  • determine how to clean up and restore the water body
  • may also develop a TMDL (Total Maximum Daily Load)
slide29

The Clean Water Act

Healthy Waters

Goals

Water Quality Standards

Monitoring

Discharge Permits

Impaired and Threatened Waters

Adjustments to Permits and Activities

Enforcement

Monitoring

Monitoring

Watershed Protection Plans

Waters Still

Impaired

slide30

The Future of the Clean Water Act

Clean Water Act programs have been developed to meet these goals, and because the programs are implemented primarily at the state level, citizen involvement becomes the most critical part of making the programs work well.

This is especially true in a state like Wyoming, where state resources are limited and most residents are skeptical of government actions

slide31

What can you do?

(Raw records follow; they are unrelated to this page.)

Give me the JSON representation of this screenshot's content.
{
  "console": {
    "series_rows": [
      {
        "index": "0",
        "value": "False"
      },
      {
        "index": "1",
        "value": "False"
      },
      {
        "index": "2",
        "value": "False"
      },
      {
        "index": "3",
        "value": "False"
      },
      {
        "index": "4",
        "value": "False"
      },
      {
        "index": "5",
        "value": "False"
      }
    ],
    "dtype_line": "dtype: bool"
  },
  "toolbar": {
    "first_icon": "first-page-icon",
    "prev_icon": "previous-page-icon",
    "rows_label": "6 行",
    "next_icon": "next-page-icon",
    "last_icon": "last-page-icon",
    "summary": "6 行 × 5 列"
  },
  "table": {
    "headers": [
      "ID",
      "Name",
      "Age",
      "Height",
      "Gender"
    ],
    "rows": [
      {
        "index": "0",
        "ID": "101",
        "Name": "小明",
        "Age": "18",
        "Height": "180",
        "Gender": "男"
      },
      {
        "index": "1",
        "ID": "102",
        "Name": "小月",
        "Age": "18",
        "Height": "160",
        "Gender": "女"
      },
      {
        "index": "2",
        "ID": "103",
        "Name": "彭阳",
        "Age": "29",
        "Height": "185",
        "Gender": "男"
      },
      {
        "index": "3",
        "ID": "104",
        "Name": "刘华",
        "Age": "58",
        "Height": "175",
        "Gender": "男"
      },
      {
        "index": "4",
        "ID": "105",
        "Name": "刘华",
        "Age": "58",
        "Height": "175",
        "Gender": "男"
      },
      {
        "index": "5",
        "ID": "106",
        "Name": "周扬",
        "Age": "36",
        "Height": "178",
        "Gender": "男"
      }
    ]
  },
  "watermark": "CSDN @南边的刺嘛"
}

  • Monitor your local watercourses
  • Make sure waterbodies have been properly assigned designated uses
  • Make sure that the water quality criteria meets the assigned
    • designated uses
  • Use your data to educate your community about the health of your
    • watercourses
  • Talk with landowners, Conservation Districts, companies, Game and
    • Fish Officers, Department of Environmental Quality staff, etc. about your concerns
  • Work with these stakeholders to develop ways to improve your
    • watercourses
collect information on your watershed
Collect Information on Your Watershed
  • National Water Quality Inventory 305(b). Organized by state, information how each waterbody measures against its water quality standards http://www.epa.gov/305b
  • Compare 305(b)information to the list of threatened and impaired waters 303 in your area
  • Obtain TMDL information for your watershed, it can be valuable to your monitoring and restoration work
  • Review state assessments and management plans of nonpoint pollution problems.
  • Wyoming’s Clean Water State Revolving Fund (SRF) is 8 million for 2008. Find out what pollution abatement projects are going on in the state by looking at the “Intended Use Plans, and past annual reports http://www.rivernetwork.org/cleanwater/cwa_search.asp
designing a monitoring program
Designing a Monitoring Program
  • Develop information needs, data use and rationale for the program
  • Technical Design: Choose indicators, methods, sites and schedule
  • Information Design: establish how you will mange, analyze, and report the data
  • Evaluation Design: determine how you will assess the effectiveness of the program
slide34

Water is the most critical resource issue of our lifetime and our children's lifetime. The health of our waters is the principle measure of how we live on the land. -- Luna Leopold